Web page and app entries:
--- START ---

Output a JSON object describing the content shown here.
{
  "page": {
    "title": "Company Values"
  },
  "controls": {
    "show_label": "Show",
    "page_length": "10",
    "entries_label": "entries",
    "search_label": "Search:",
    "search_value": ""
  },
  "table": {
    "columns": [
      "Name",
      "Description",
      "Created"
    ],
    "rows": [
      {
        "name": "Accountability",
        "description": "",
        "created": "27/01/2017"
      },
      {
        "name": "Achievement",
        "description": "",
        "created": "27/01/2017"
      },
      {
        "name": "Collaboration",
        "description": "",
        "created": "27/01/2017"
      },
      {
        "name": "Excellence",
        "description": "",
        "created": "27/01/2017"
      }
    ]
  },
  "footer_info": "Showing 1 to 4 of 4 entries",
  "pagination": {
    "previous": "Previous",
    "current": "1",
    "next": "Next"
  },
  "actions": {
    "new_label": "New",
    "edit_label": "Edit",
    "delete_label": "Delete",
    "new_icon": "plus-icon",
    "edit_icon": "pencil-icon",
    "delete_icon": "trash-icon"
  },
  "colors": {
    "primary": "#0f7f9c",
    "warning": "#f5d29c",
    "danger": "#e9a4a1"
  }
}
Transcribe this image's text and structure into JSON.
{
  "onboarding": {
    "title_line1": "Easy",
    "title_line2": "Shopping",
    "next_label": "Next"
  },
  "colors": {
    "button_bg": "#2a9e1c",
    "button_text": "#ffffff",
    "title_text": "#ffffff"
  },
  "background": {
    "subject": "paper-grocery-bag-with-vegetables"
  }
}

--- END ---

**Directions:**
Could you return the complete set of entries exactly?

**Your response:**
Output a JSON object describing the content shown here.
{
  "page": {
    "title": "Company Values"
  },
  "controls": {
    "show_label": "Show",
    "page_length": "10",
    "entries_label": "entries",
    "search_label": "Search:",
    "search_value": ""
  },
  "table": {
    "columns": [
      "Name",
      "Description",
      "Created"
    ],
    "rows": [
      {
        "name": "Accountability",
        "description": "",
        "created": "27/01/2017"
      },
      {
        "name": "Achievement",
        "description": "",
        "created": "27/01/2017"
      },
      {
        "name": "Collaboration",
        "description": "",
        "created": "27/01/2017"
      },
      {
        "name": "Excellence",
        "description": "",
        "created": "27/01/2017"
      }
    ]
  },
  "footer_info": "Showing 1 to 4 of 4 entries",
  "pagination": {
    "previous": "Previous",
    "current": "1",
    "next": "Next"
  },
  "actions": {
    "new_label": "New",
    "edit_label": "Edit",
    "delete_label": "Delete",
    "new_icon": "plus-icon",
    "edit_icon": "pencil-icon",
    "delete_icon": "trash-icon"
  },
  "colors": {
    "primary": "#0f7f9c",
    "warning": "#f5d29c",
    "danger": "#e9a4a1"
  }
}
Transcribe this image's text and structure into JSON.
{
  "onboarding": {
    "title_line1": "Easy",
    "title_line2": "Shopping",
    "next_label": "Next"
  },
  "colors": {
    "button_bg": "#2a9e1c",
    "button_text": "#ffffff",
    "title_text": "#ffffff"
  },
  "background": {
    "subject": "paper-grocery-bag-with-vegetables"
  }
}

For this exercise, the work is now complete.